In their presentations, participants quickly revealed another cornerstone of cohort learning. Vulnerability deepens trust. Educators spoke frankly about the challenges they faced with their students, organizations, or within their communities. "At the beginning of the year, my students didn't care about the environment at all," shared a teacher from California. "I had to make sure their basic needs were being met first, and then tie the environment into their own health and well-being." Teachers from Arizona shared that "some of our students come directly from a detention facility to our school. We engage them in project-based learning, to give them a sense of ownership in what they create." Students in rural North Carolina felt devastated after a forest behind their school was clear-cut for a housing development, until "we started talking about how to design an action plan to replant trees around our school campus," explained their teacher. An Affiliate educator related, "our students got so into their Earth Optimism action projects that their classwork suffered and their grades started to slip. We had to impose a pause and talk to them about priorities." Creating the space for educators to be vulnerable about their challenges and failures as well as their accomplishments keeps a gathering real, and creates space for meaningful support from the cohort.It takes a village as they say, and this gathering was significantly enhanced by collaborators close to home. The staff at Smithsonian Affiliations go above and beyond for the "family reunion" that is any gathering that brings staff from Affiliates to our house in D.C. As host, SERC showed why its reputation is world-renowned, from its research and scholarship to its education and outreach. Colleagues from the Smithsonian Science Education Center, the World Wildlife Fund, Prince George's County Public School District in Maryland, Zero Hour, and the Smithsonian Under Secretary for Education all lent valuable local perspectives to the national gathering. In one particularly memorable exchange, several educators shared how hard it was to find diverse voices in the green sectors of their home communities. Asantewa Boakyewa, Deputy Director at the Anacostia Community Museum, offered very powerful advice. "Look harder." People of color have been working in all kinds of environmental spaces for generations. "You may not find them in the places where you are accustomed to look, but that doesn't mean they aren't there doing the work." A galvanizing call to action on the Summit's last night, the advice prompted an Iowa educator to share, "that lit a fire under me like nothing I've heard before." Cultivating empathy, with our students and with each other, is tinder for environmental justice.

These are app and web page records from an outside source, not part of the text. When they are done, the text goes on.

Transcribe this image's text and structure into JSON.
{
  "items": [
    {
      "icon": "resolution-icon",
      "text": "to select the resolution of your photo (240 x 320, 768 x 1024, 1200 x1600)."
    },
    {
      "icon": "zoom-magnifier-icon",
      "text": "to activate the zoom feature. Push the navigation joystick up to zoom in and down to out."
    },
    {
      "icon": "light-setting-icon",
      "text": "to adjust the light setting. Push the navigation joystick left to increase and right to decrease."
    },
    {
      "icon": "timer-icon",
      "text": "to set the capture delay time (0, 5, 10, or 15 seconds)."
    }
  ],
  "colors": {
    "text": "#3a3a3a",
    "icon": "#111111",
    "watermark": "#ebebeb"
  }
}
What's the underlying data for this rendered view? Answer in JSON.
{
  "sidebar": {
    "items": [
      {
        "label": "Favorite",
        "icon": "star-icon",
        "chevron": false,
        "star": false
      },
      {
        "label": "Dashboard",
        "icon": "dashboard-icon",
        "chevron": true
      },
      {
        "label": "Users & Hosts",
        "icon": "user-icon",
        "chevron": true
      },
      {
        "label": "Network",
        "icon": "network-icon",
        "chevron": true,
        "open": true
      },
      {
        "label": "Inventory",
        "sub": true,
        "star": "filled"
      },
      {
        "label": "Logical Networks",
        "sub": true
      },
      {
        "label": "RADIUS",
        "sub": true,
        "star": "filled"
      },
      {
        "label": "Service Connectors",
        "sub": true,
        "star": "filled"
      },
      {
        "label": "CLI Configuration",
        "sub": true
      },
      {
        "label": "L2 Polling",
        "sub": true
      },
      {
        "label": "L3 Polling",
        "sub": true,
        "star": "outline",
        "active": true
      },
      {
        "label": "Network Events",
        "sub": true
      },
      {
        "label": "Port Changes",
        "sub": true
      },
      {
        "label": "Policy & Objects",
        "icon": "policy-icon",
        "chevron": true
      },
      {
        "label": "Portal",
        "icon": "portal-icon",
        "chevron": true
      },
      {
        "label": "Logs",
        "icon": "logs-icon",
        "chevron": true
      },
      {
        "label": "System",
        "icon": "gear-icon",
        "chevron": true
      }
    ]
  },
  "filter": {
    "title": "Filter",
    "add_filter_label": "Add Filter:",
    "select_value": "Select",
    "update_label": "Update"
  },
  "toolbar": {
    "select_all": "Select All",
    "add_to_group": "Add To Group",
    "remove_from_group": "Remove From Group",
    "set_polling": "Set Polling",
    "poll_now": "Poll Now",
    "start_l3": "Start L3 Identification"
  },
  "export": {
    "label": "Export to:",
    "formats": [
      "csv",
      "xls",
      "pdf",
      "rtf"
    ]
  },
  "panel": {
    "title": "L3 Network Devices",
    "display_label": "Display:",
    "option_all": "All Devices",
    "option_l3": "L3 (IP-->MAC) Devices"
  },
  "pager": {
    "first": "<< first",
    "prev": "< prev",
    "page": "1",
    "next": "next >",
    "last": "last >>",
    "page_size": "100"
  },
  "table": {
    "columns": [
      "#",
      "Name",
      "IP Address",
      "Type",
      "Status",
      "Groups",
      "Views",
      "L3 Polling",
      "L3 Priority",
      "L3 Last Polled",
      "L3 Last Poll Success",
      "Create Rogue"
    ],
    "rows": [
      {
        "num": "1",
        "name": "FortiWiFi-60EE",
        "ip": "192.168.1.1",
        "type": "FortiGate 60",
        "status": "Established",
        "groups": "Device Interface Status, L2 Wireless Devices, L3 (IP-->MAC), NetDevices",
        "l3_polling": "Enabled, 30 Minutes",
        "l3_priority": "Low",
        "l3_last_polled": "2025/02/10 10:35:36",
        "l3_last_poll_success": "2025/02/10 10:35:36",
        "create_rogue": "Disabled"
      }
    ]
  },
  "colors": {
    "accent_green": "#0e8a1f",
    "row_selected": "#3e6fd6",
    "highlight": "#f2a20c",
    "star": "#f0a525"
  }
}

To paraphrase T.S. Eliot, at the end of our exploring, we arrive back to where we started and see it as if for the first time. Sometimes, professional development gatherings can have a similar effect, offering new perspectives and dimensions of understanding on the communities we call home. Smithsonian Affiliations treasures our Affiliate and teacher explorers for making these journeys we take together so rejuvenating and impactful.